There are many Transcendentalist themes in the sci-fi action movie Equilibrium starring Christian Bale. In the movie, John Preston is a Cleric, a law-enforcement officer required to take an emotion-suppressing pill every day so that he can carry out his duties without the interference of feelings. But when he misses his dose, Preston becomes increasingly aware of flaws in the system.
The film is Transcendentalist in a couple of ways: first, the emphasis on emotions rather than logic and duty. Preston’s moral awakening comes when he gets in touch with his emotions, which suggests that true morality is an emotional experience. Second, Preston ends up rejecting authority, social expectations, and the whole system that he’s been raised in. That makes him a very Emersonian sort of hero.
Many video games have “ranger” or “druid” characters (e.g. Dota 2, Warcraft, or Neverwinter Nights), and they often seem a little like transcendentalists. They live out in nature, or on the fringes of society, surviving by their own skills and living by their own rules – transcending the limits of civilization. In some cases, they also have spiritual or magical abilities that allow them to transcend the ordinary, physical world.
Is Transcendentalism Philosophy?
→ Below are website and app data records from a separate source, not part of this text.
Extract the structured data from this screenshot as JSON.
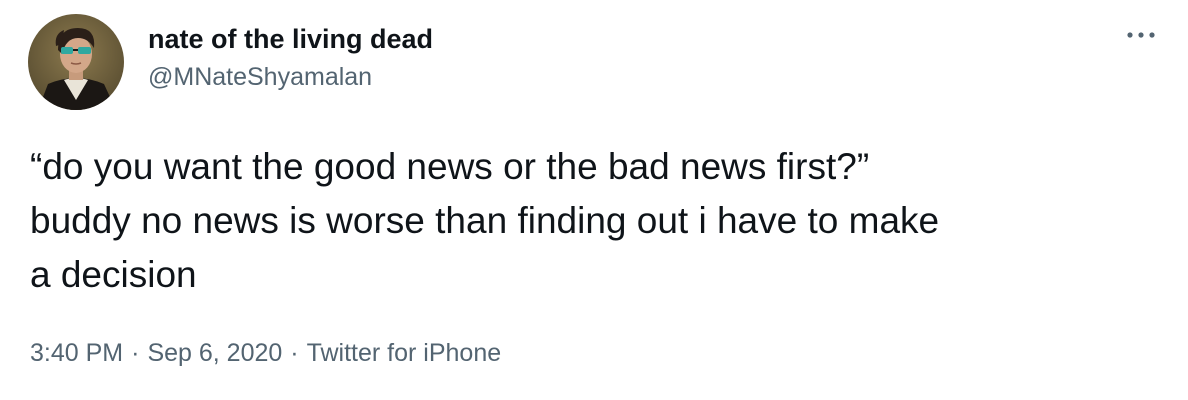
{
  "author": {
    "display_name": "nate of the living dead",
    "handle": "@MNateShyamalan",
    "avatar_icon": "portrait-avatar-icon"
  },
  "menu": {
    "icon": "more-options-icon"
  },
  "tweet": {
    "lines": [
      "“do you want the good news or the bad news first?”",
      "buddy no news is worse than finding out i have to make",
      "a decision"
    ]
  },
  "meta": {
    "time": "3:40 PM",
    "separator": "·",
    "date": "Sep 6, 2020",
    "source": "Twitter for iPhone"
  },
  "colors": {
    "text_primary": "#0f1419",
    "text_secondary": "#536471",
    "background": "#ffffff"
  }
}
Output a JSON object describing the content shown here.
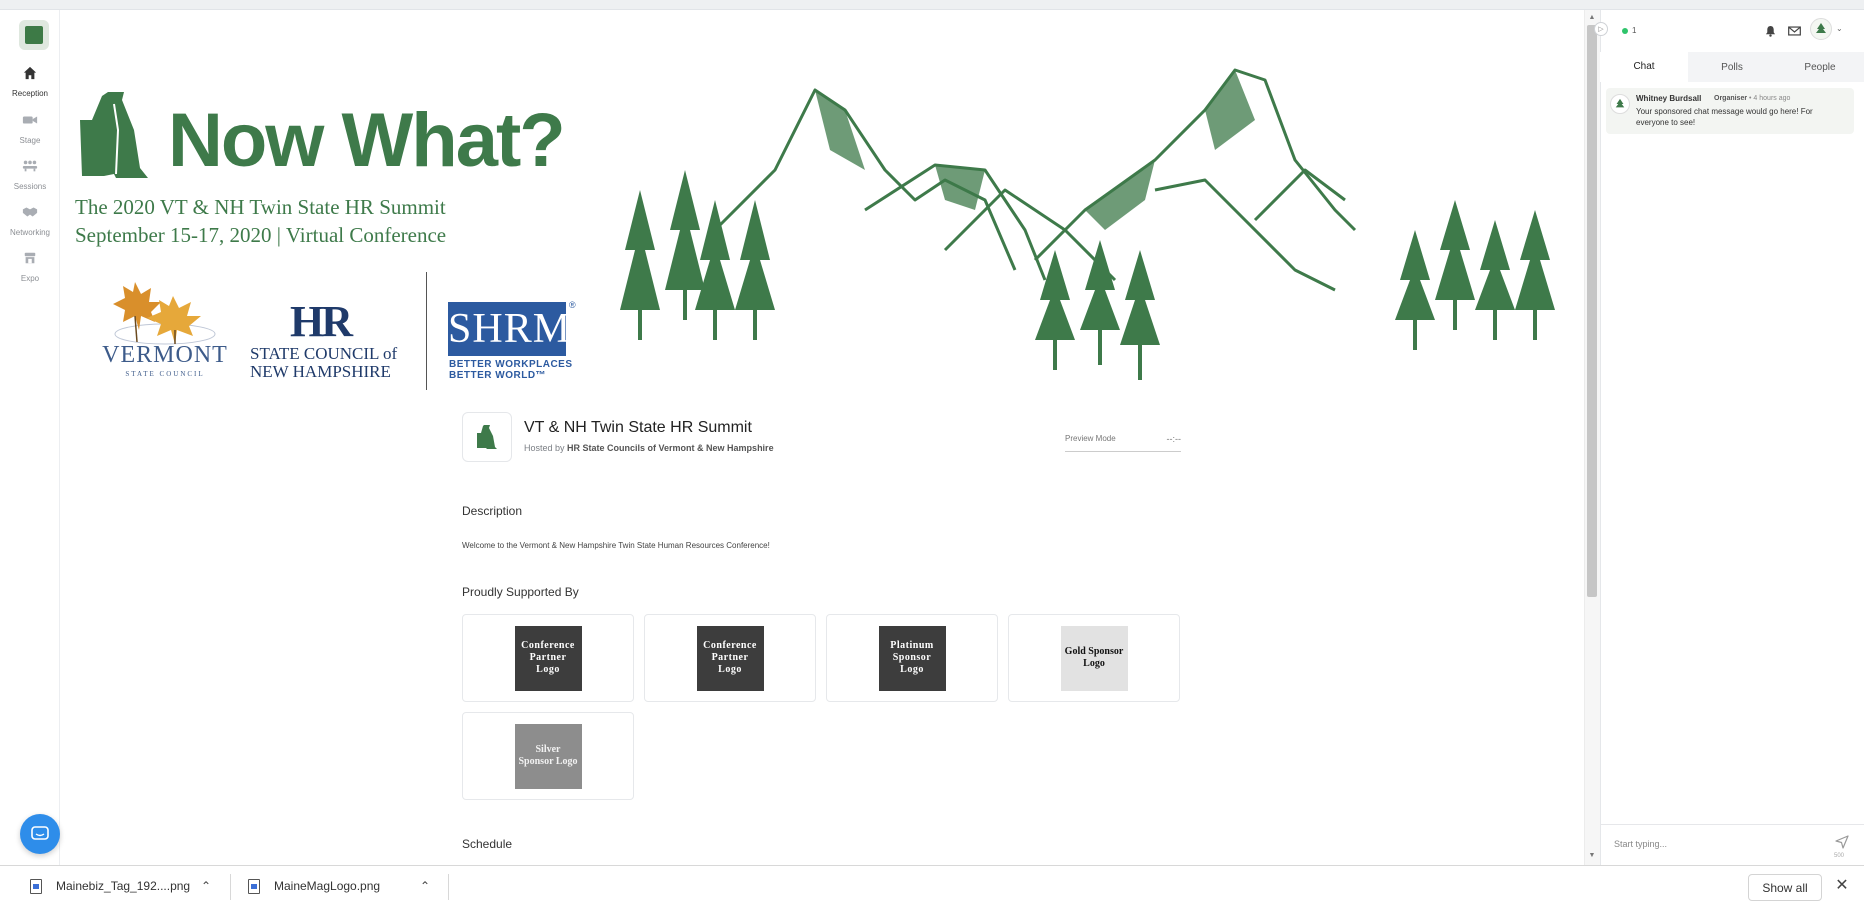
{
  "nav": {
    "items": [
      {
        "label": "Reception",
        "icon": "home-icon"
      },
      {
        "label": "Stage",
        "icon": "video-camera-icon"
      },
      {
        "label": "Sessions",
        "icon": "people-table-icon"
      },
      {
        "label": "Networking",
        "icon": "handshake-icon"
      },
      {
        "label": "Expo",
        "icon": "booth-icon"
      }
    ]
  },
  "banner": {
    "title": "Now What?",
    "subtitle_line1": "The 2020 VT & NH Twin State HR Summit",
    "subtitle_line2": "September 15-17, 2020 | Virtual Conference",
    "vermont_word": "VERMONT",
    "vermont_small": "STATE COUNCIL",
    "hr_big": "HR",
    "hr_line1": "STATE COUNCIL of",
    "hr_line2": "NEW HAMPSHIRE",
    "shrm": "SHRM",
    "shrm_reg": "®",
    "shrm_tag1": "BETTER WORKPLACES",
    "shrm_tag2": "BETTER WORLD™"
  },
  "event": {
    "title": "VT & NH Twin State HR Summit",
    "hosted_prefix": "Hosted by ",
    "host": "HR State Councils of Vermont & New Hampshire",
    "preview_label": "Preview Mode",
    "preview_value": "--:--"
  },
  "description": {
    "heading": "Description",
    "text": "Welcome to the Vermont & New Hampshire Twin State Human Resources Conference!"
  },
  "sponsors": {
    "heading": "Proudly Supported By",
    "items": [
      {
        "label": "Conference Partner Logo"
      },
      {
        "label": "Conference Partner Logo"
      },
      {
        "label": "Platinum Sponsor Logo"
      },
      {
        "label": "Gold Sponsor Logo"
      },
      {
        "label": "Silver Sponsor Logo"
      }
    ]
  },
  "schedule": {
    "heading": "Schedule"
  },
  "chat": {
    "online_count": "1",
    "tabs": [
      "Chat",
      "Polls",
      "People"
    ],
    "message": {
      "author": "Whitney Burdsall",
      "role": "Organiser",
      "time": "• 4 hours ago",
      "text": "Your sponsored chat message would go here! For everyone to see!"
    },
    "input_placeholder": "Start typing...",
    "char_count": "500"
  },
  "downloads": {
    "items": [
      {
        "name": "Mainebiz_Tag_192....png"
      },
      {
        "name": "MaineMagLogo.png"
      }
    ],
    "show_all": "Show all"
  },
  "colors": {
    "brand_green": "#3e7a4a",
    "intercom_blue": "#2e8dea",
    "shrm_blue": "#2c5aa0",
    "online_green": "#2ec46b"
  }
}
Transcendentalism never really caught on in professional philosophy, possibly because of the structure of its arguments. As we saw in section 2, transcendentalism rejected both rationalism and empiricism, pointing out the limitations in both logic and observation. But logic and observation are our main ways of attaining the truth, and if you push back against both of them, then what is the foundation of your own argument?
In other words, Transcendentalism was based on an intuition, a feeling – several philosophers got together and had similar feelings about society, religion, and truth, but what they didn’t have was a set of arguments. As a result, they were not able to persuade new followers other than those who already shared their feelings. The Transcendentalists were brilliant writers, crafting expressive essays and compelling poetry, but they did not write philosophical arguments in the traditional sense.
As a result, some people have argued that Transcendentalism was more of a literary or artistic movement than a philosophical one. Whether or not that’s true really comes down to your definition – if you see philosophy as defined by a method of argument, then Transcendentalism isn’t philosophy. If you see philosophy as defined by an interest in musing about life, then Transcendentalism definitely belongs.